**Problem requirements**
Scan the entries below. Return every line that includes "HandleRequest".

**Records for this exercise**
○ ○ ○ ○ ○ ○ ○
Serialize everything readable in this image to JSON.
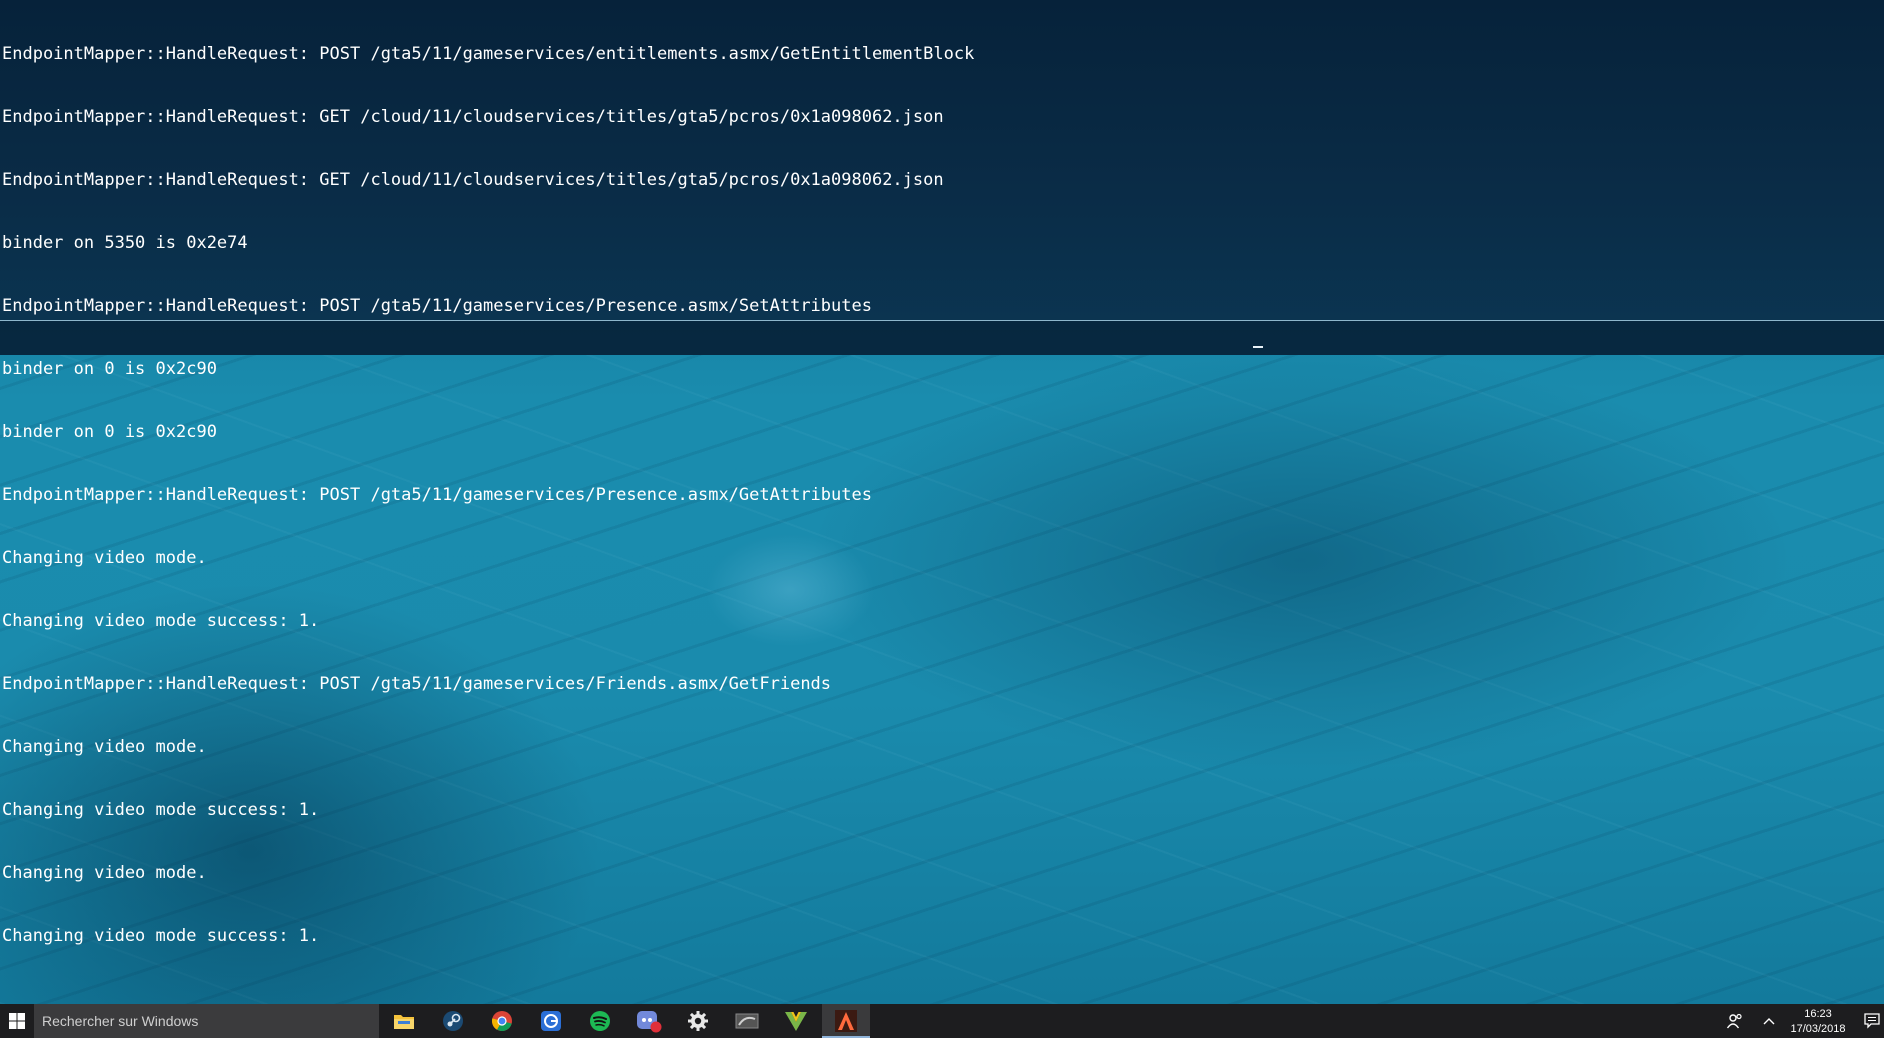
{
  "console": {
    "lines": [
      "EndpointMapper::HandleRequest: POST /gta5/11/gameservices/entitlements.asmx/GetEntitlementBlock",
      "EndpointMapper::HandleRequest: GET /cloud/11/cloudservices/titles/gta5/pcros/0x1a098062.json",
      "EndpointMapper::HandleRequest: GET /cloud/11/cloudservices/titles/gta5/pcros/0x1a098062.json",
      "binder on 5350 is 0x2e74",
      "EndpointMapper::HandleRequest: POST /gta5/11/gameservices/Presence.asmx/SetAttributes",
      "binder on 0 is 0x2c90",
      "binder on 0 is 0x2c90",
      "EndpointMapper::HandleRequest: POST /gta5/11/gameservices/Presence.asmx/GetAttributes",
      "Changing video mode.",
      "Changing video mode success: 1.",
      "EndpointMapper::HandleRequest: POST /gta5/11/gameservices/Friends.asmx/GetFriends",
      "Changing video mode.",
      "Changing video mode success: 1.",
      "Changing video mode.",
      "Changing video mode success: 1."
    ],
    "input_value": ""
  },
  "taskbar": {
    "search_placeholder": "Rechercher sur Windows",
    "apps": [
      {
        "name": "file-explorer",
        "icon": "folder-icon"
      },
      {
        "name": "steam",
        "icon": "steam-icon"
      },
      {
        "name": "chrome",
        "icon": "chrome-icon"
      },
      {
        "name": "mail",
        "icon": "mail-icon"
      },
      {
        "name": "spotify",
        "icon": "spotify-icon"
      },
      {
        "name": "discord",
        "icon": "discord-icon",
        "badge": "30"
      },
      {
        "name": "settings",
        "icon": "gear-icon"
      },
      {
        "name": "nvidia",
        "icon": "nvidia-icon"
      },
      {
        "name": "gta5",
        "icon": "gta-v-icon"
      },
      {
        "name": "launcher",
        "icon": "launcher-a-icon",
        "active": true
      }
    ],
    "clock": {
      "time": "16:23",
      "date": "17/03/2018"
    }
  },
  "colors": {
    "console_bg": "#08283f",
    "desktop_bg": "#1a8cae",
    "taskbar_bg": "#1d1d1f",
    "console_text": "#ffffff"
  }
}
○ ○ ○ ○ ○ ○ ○
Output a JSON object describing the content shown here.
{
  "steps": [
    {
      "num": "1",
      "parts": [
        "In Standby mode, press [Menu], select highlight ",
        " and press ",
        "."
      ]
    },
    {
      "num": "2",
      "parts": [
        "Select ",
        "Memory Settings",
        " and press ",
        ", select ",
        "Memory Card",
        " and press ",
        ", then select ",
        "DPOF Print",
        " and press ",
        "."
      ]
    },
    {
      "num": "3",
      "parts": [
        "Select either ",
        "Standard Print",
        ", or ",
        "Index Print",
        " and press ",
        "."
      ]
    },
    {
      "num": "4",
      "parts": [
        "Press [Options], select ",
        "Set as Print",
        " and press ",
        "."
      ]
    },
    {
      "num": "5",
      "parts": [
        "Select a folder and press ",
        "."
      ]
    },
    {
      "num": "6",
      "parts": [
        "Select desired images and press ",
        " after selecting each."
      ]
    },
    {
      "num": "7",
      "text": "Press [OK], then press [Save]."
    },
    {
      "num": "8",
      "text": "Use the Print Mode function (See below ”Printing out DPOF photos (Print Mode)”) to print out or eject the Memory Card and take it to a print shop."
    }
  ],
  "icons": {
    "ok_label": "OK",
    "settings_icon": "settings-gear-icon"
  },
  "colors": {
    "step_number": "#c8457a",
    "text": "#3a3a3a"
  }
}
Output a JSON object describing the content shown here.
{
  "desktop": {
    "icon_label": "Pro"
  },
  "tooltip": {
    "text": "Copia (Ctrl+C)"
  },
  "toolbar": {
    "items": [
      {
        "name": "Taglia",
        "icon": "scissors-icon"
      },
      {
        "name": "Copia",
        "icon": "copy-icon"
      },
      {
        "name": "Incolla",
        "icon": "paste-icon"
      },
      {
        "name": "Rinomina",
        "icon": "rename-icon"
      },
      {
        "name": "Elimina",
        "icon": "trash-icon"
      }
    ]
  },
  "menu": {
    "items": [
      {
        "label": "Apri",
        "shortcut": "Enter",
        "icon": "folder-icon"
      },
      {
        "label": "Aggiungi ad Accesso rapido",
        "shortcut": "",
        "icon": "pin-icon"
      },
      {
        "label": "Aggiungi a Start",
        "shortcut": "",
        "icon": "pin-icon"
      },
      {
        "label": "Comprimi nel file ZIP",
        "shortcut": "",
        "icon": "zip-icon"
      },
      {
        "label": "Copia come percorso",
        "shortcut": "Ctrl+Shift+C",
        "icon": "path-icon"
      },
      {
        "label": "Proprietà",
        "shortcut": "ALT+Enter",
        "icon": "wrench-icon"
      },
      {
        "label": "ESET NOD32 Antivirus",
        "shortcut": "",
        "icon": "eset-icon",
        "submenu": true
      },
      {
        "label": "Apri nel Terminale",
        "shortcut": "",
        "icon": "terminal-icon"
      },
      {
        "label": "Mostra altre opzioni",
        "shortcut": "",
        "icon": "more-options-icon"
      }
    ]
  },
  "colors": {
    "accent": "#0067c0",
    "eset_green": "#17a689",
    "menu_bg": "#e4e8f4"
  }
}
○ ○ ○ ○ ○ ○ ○
**Solution to this problem**
      "EndpointMapper::HandleRequest: POST /gta5/11/gameservices/entitlements.asmx/GetEntitlementBlock",
      "EndpointMapper::HandleRequest: GET /cloud/11/cloudservices/titles/gta5/pcros/0x1a098062.json",
      "EndpointMapper::HandleRequest: GET /cloud/11/cloudservices/titles/gta5/pcros/0x1a098062.json",
      "EndpointMapper::HandleRequest: POST /gta5/11/gameservices/Presence.asmx/SetAttributes",
      "EndpointMapper::HandleRequest: POST /gta5/11/gameservices/Presence.asmx/GetAttributes",
      "EndpointMapper::HandleRequest: POST /gta5/11/gameservices/Friends.asmx/GetFriends",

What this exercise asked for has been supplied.